== Extracted information ==
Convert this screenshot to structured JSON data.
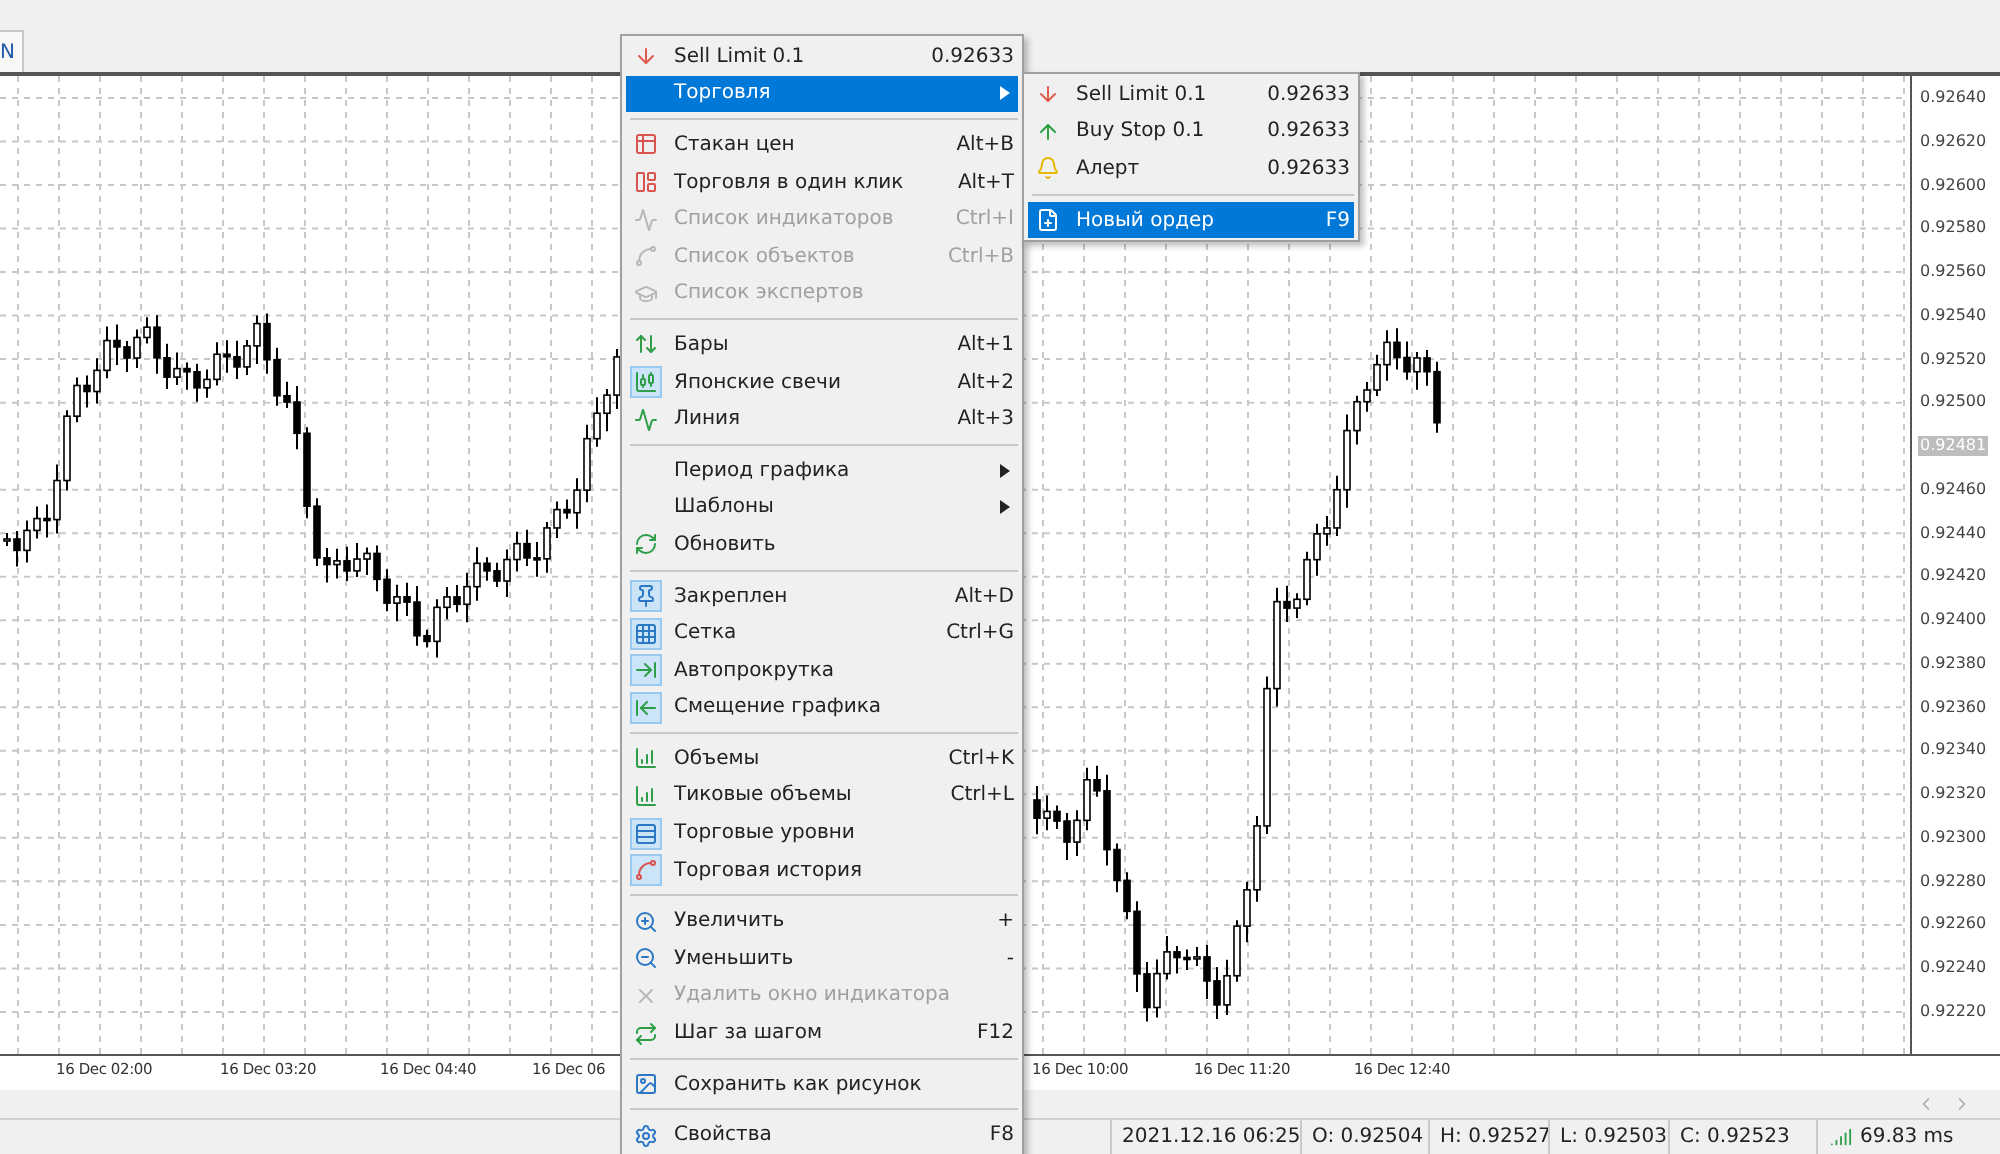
{
  "toolbar": {
    "tab": "N"
  },
  "chart": {
    "price_labels": [
      {
        "kind": "tick",
        "text": "0.92640"
      },
      {
        "kind": "tick",
        "text": "0.92620"
      },
      {
        "kind": "tick",
        "text": "0.92600"
      },
      {
        "kind": "tick",
        "text": "0.92580"
      },
      {
        "kind": "tick",
        "text": "0.92560"
      },
      {
        "kind": "tick",
        "text": "0.92540"
      },
      {
        "kind": "tick",
        "text": "0.92520"
      },
      {
        "kind": "tick",
        "text": "0.92500"
      },
      {
        "kind": "current",
        "text": "0.92481"
      },
      {
        "kind": "tick",
        "text": "0.92460"
      },
      {
        "kind": "tick",
        "text": "0.92440"
      },
      {
        "kind": "tick",
        "text": "0.92420"
      },
      {
        "kind": "tick",
        "text": "0.92400"
      },
      {
        "kind": "tick",
        "text": "0.92380"
      },
      {
        "kind": "tick",
        "text": "0.92360"
      },
      {
        "kind": "tick",
        "text": "0.92340"
      },
      {
        "kind": "tick",
        "text": "0.92320"
      },
      {
        "kind": "tick",
        "text": "0.92300"
      },
      {
        "kind": "tick",
        "text": "0.92280"
      },
      {
        "kind": "tick",
        "text": "0.92260"
      },
      {
        "kind": "tick",
        "text": "0.92240"
      },
      {
        "kind": "tick",
        "text": "0.92220"
      }
    ],
    "time_labels": [
      "16 Dec 02:00",
      "16 Dec 03:20",
      "16 Dec 04:40",
      "16 Dec 06",
      "16 Dec 10:00",
      "16 Dec 11:20",
      "16 Dec 12:40"
    ]
  },
  "context_menu": {
    "items": [
      {
        "kind": "item",
        "label": "Sell Limit 0.1",
        "shortcut": "0.92633",
        "selected": false,
        "disabled": false,
        "checked": false,
        "submenu": false
      },
      {
        "kind": "item",
        "label": "Торговля",
        "selected": true,
        "disabled": false,
        "checked": false,
        "submenu": true
      },
      {
        "kind": "separator"
      },
      {
        "kind": "item",
        "label": "Стакан цен",
        "shortcut": "Alt+B",
        "selected": false,
        "disabled": false,
        "checked": false,
        "submenu": false
      },
      {
        "kind": "item",
        "label": "Торговля в один клик",
        "shortcut": "Alt+T",
        "selected": false,
        "disabled": false,
        "checked": false,
        "submenu": false
      },
      {
        "kind": "item",
        "label": "Список индикаторов",
        "shortcut": "Ctrl+I",
        "selected": false,
        "disabled": true,
        "checked": false,
        "submenu": false
      },
      {
        "kind": "item",
        "label": "Список объектов",
        "shortcut": "Ctrl+B",
        "selected": false,
        "disabled": true,
        "checked": false,
        "submenu": false
      },
      {
        "kind": "item",
        "label": "Список экспертов",
        "selected": false,
        "disabled": true,
        "checked": false,
        "submenu": false
      },
      {
        "kind": "separator"
      },
      {
        "kind": "item",
        "label": "Бары",
        "shortcut": "Alt+1",
        "selected": false,
        "disabled": false,
        "checked": false,
        "submenu": false
      },
      {
        "kind": "item",
        "label": "Японские свечи",
        "shortcut": "Alt+2",
        "selected": false,
        "disabled": false,
        "checked": true,
        "submenu": false
      },
      {
        "kind": "item",
        "label": "Линия",
        "shortcut": "Alt+3",
        "selected": false,
        "disabled": false,
        "checked": false,
        "submenu": false
      },
      {
        "kind": "separator"
      },
      {
        "kind": "item",
        "label": "Период графика",
        "selected": false,
        "disabled": false,
        "checked": false,
        "submenu": true
      },
      {
        "kind": "item",
        "label": "Шаблоны",
        "selected": false,
        "disabled": false,
        "checked": false,
        "submenu": true
      },
      {
        "kind": "item",
        "label": "Обновить",
        "selected": false,
        "disabled": false,
        "checked": false,
        "submenu": false
      },
      {
        "kind": "separator"
      },
      {
        "kind": "item",
        "label": "Закреплен",
        "shortcut": "Alt+D",
        "selected": false,
        "disabled": false,
        "checked": true,
        "submenu": false
      },
      {
        "kind": "item",
        "label": "Сетка",
        "shortcut": "Ctrl+G",
        "selected": false,
        "disabled": false,
        "checked": true,
        "submenu": false
      },
      {
        "kind": "item",
        "label": "Автопрокрутка",
        "selected": false,
        "disabled": false,
        "checked": true,
        "submenu": false
      },
      {
        "kind": "item",
        "label": "Смещение графика",
        "selected": false,
        "disabled": false,
        "checked": true,
        "submenu": false
      },
      {
        "kind": "separator"
      },
      {
        "kind": "item",
        "label": "Объемы",
        "shortcut": "Ctrl+K",
        "selected": false,
        "disabled": false,
        "checked": false,
        "submenu": false
      },
      {
        "kind": "item",
        "label": "Тиковые объемы",
        "shortcut": "Ctrl+L",
        "selected": false,
        "disabled": false,
        "checked": false,
        "submenu": false
      },
      {
        "kind": "item",
        "label": "Торговые уровни",
        "selected": false,
        "disabled": false,
        "checked": true,
        "submenu": false
      },
      {
        "kind": "item",
        "label": "Торговая история",
        "selected": false,
        "disabled": false,
        "checked": true,
        "submenu": false
      },
      {
        "kind": "separator"
      },
      {
        "kind": "item",
        "label": "Увеличить",
        "shortcut": "+",
        "selected": false,
        "disabled": false,
        "checked": false,
        "submenu": false
      },
      {
        "kind": "item",
        "label": "Уменьшить",
        "shortcut": "-",
        "selected": false,
        "disabled": false,
        "checked": false,
        "submenu": false
      },
      {
        "kind": "item",
        "label": "Удалить окно индикатора",
        "selected": false,
        "disabled": true,
        "checked": false,
        "submenu": false
      },
      {
        "kind": "item",
        "label": "Шаг за шагом",
        "shortcut": "F12",
        "selected": false,
        "disabled": false,
        "checked": false,
        "submenu": false
      },
      {
        "kind": "separator"
      },
      {
        "kind": "item",
        "label": "Сохранить как рисунок",
        "selected": false,
        "disabled": false,
        "checked": false,
        "submenu": false
      },
      {
        "kind": "separator"
      },
      {
        "kind": "item",
        "label": "Свойства",
        "shortcut": "F8",
        "selected": false,
        "disabled": false,
        "checked": false,
        "submenu": false
      }
    ]
  },
  "submenu": {
    "items": [
      {
        "kind": "item",
        "label": "Sell Limit 0.1",
        "shortcut": "0.92633",
        "selected": false,
        "disabled": false,
        "checked": false,
        "submenu": false
      },
      {
        "kind": "item",
        "label": "Buy Stop 0.1",
        "shortcut": "0.92633",
        "selected": false,
        "disabled": false,
        "checked": false,
        "submenu": false
      },
      {
        "kind": "item",
        "label": "Алерт",
        "shortcut": "0.92633",
        "selected": false,
        "disabled": false,
        "checked": false,
        "submenu": false
      },
      {
        "kind": "separator"
      },
      {
        "kind": "item",
        "label": "Новый ордер",
        "shortcut": "F9",
        "selected": true,
        "disabled": false,
        "checked": false,
        "submenu": false
      }
    ]
  },
  "status_bar": {
    "datetime": "2021.12.16 06:25",
    "open": "O: 0.92504",
    "high": "H: 0.92527",
    "low": "L: 0.92503",
    "close": "C: 0.92523",
    "ping": "69.83 ms"
  }
}
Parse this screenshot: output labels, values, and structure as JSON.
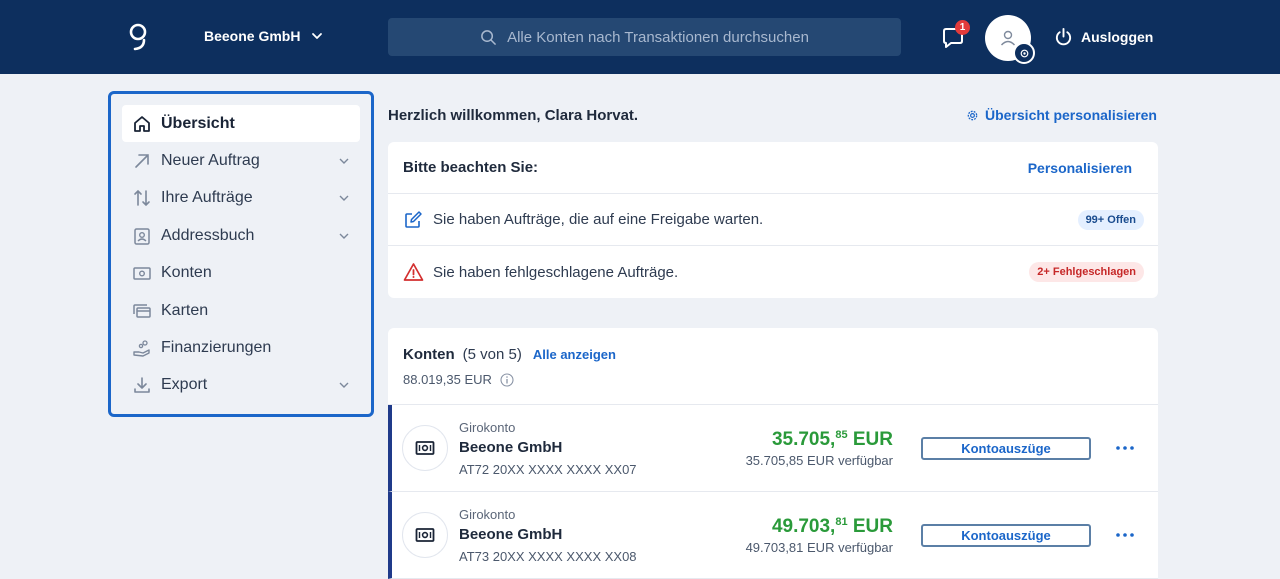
{
  "header": {
    "company": "Beeone GmbH",
    "search_placeholder": "Alle Konten nach Transaktionen durchsuchen",
    "notifications_count": "1",
    "logout_label": "Ausloggen"
  },
  "sidebar": {
    "items": [
      {
        "label": "Übersicht",
        "icon": "home-icon",
        "active": true,
        "expandable": false
      },
      {
        "label": "Neuer Auftrag",
        "icon": "arrow-up-right-icon",
        "active": false,
        "expandable": true
      },
      {
        "label": "Ihre Aufträge",
        "icon": "transfer-arrows-icon",
        "active": false,
        "expandable": true
      },
      {
        "label": "Addressbuch",
        "icon": "contact-card-icon",
        "active": false,
        "expandable": true
      },
      {
        "label": "Konten",
        "icon": "banknote-icon",
        "active": false,
        "expandable": false
      },
      {
        "label": "Karten",
        "icon": "cards-icon",
        "active": false,
        "expandable": false
      },
      {
        "label": "Finanzierungen",
        "icon": "hand-coins-icon",
        "active": false,
        "expandable": false
      },
      {
        "label": "Export",
        "icon": "download-icon",
        "active": false,
        "expandable": true
      }
    ]
  },
  "main": {
    "welcome": "Herzlich willkommen, Clara Horvat.",
    "personalize_overview": "Übersicht personalisieren",
    "notice": {
      "title": "Bitte beachten Sie:",
      "personalize": "Personalisieren",
      "rows": [
        {
          "text": "Sie haben Aufträge, die auf eine Freigabe warten.",
          "badge": "99+ Offen",
          "icon": "edit-icon"
        },
        {
          "text": "Sie haben fehlgeschlagene Aufträge.",
          "badge": "2+ Fehlgeschlagen",
          "icon": "warning-icon"
        }
      ]
    },
    "accounts": {
      "title": "Konten",
      "count": "(5 von 5)",
      "show_all": "Alle anzeigen",
      "total": "88.019,35 EUR",
      "items": [
        {
          "type": "Girokonto",
          "name": "Beeone GmbH",
          "iban": "AT72 20XX XXXX XXXX XX07",
          "amount_main": "35.705,",
          "amount_cents": "85",
          "currency": " EUR",
          "available": "35.705,85 EUR verfügbar",
          "button": "Kontoauszüge"
        },
        {
          "type": "Girokonto",
          "name": "Beeone GmbH",
          "iban": "AT73 20XX XXXX XXXX XX08",
          "amount_main": "49.703,",
          "amount_cents": "81",
          "currency": " EUR",
          "available": "49.703,81 EUR verfügbar",
          "button": "Kontoauszüge"
        }
      ]
    }
  },
  "colors": {
    "header_bg": "#0d2f5e",
    "accent": "#1b66c9",
    "positive_amount": "#2a9a3a",
    "badge_red": "#e23b3b"
  }
}
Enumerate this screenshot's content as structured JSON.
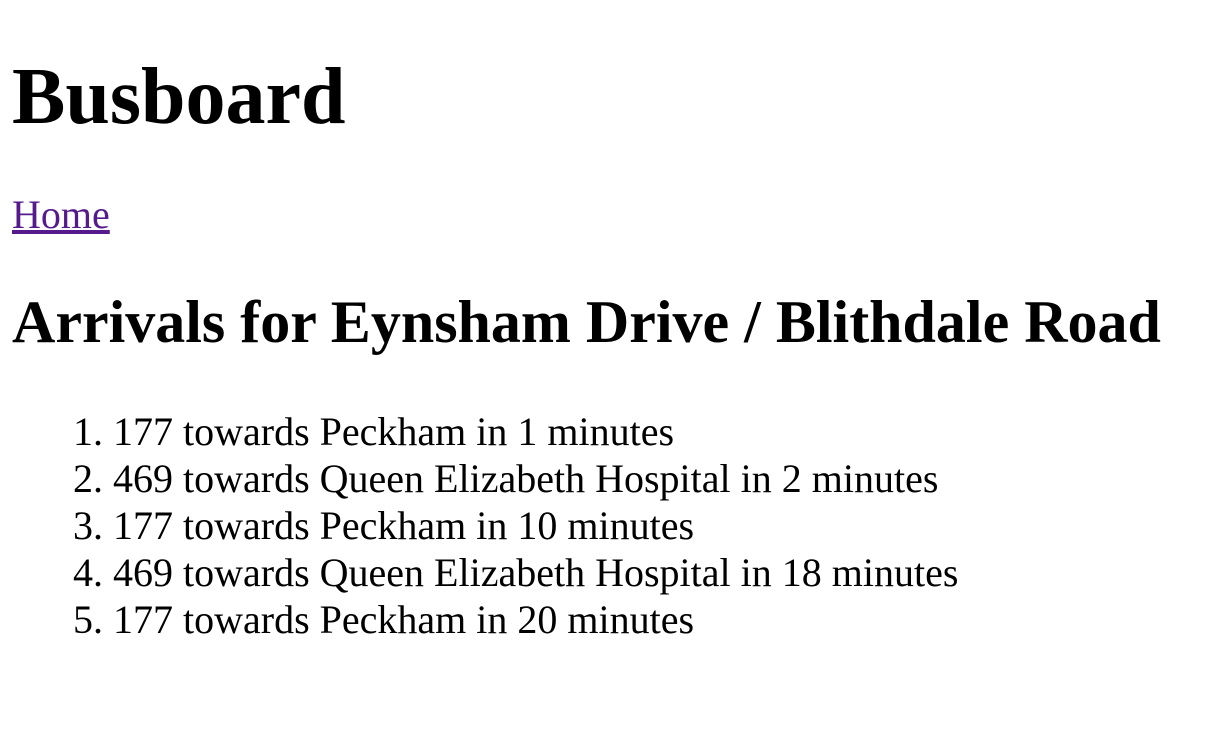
{
  "header": {
    "title": "Busboard"
  },
  "nav": {
    "home_label": "Home"
  },
  "main": {
    "heading": "Arrivals for Eynsham Drive / Blithdale Road",
    "arrivals": [
      "177 towards Peckham in 1 minutes",
      "469 towards Queen Elizabeth Hospital in 2 minutes",
      "177 towards Peckham in 10 minutes",
      "469 towards Queen Elizabeth Hospital in 18 minutes",
      "177 towards Peckham in 20 minutes"
    ]
  }
}
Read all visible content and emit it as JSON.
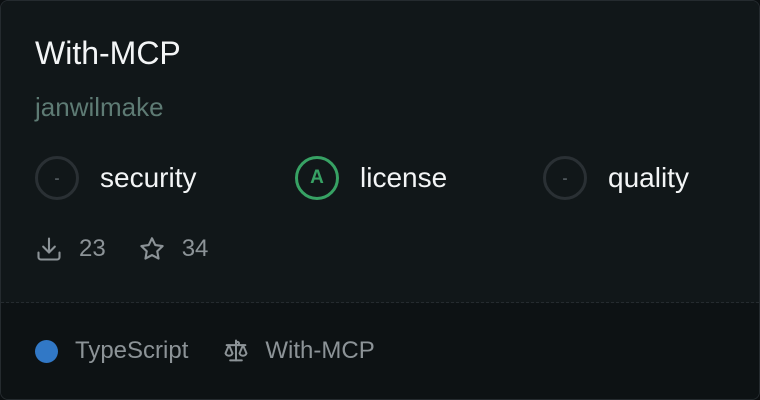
{
  "card": {
    "title": "With-MCP",
    "author": "janwilmake"
  },
  "scores": [
    {
      "grade": "-",
      "label": "security",
      "status": "none"
    },
    {
      "grade": "A",
      "label": "license",
      "status": "pass"
    },
    {
      "grade": "-",
      "label": "quality",
      "status": "none"
    }
  ],
  "stats": {
    "downloads": "23",
    "stars": "34",
    "download_icon": "download-icon",
    "star_icon": "star-icon"
  },
  "footer": {
    "language": "TypeScript",
    "language_color": "#3178c6",
    "license": "With-MCP",
    "license_icon": "scale-icon"
  },
  "colors": {
    "grade_pass": "#37a264",
    "author": "#5e7b74"
  }
}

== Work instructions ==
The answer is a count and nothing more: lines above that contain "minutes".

== Solution to the exercise ==
5